DATASET RECORDS ▸

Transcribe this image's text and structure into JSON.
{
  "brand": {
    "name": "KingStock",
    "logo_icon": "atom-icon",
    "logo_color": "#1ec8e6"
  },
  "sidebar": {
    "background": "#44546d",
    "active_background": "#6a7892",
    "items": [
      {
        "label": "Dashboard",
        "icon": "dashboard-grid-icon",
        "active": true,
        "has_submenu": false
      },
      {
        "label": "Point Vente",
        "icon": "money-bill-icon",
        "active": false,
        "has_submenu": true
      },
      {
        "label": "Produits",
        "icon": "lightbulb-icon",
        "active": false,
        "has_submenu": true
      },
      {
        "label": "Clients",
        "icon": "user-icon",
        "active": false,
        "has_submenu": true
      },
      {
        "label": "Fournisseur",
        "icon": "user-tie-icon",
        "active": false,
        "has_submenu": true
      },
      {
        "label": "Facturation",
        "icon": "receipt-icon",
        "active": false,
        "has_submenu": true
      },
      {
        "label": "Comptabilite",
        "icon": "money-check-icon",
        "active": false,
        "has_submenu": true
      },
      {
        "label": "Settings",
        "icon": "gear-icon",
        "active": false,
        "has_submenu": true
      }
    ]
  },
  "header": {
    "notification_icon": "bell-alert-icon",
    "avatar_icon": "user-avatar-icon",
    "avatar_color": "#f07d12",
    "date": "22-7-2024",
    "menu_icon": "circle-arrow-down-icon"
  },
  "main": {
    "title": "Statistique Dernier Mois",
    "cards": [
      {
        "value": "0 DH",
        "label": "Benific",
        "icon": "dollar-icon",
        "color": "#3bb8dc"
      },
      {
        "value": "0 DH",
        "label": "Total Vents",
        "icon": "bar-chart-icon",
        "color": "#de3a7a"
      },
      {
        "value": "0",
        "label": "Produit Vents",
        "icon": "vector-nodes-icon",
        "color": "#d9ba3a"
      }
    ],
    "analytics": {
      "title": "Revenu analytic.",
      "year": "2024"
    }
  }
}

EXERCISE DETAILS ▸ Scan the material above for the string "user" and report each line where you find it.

THE COMPLETED TASK ▸
        "icon": "user-icon",
        "icon": "user-tie-icon",
    "avatar_icon": "user-avatar-icon",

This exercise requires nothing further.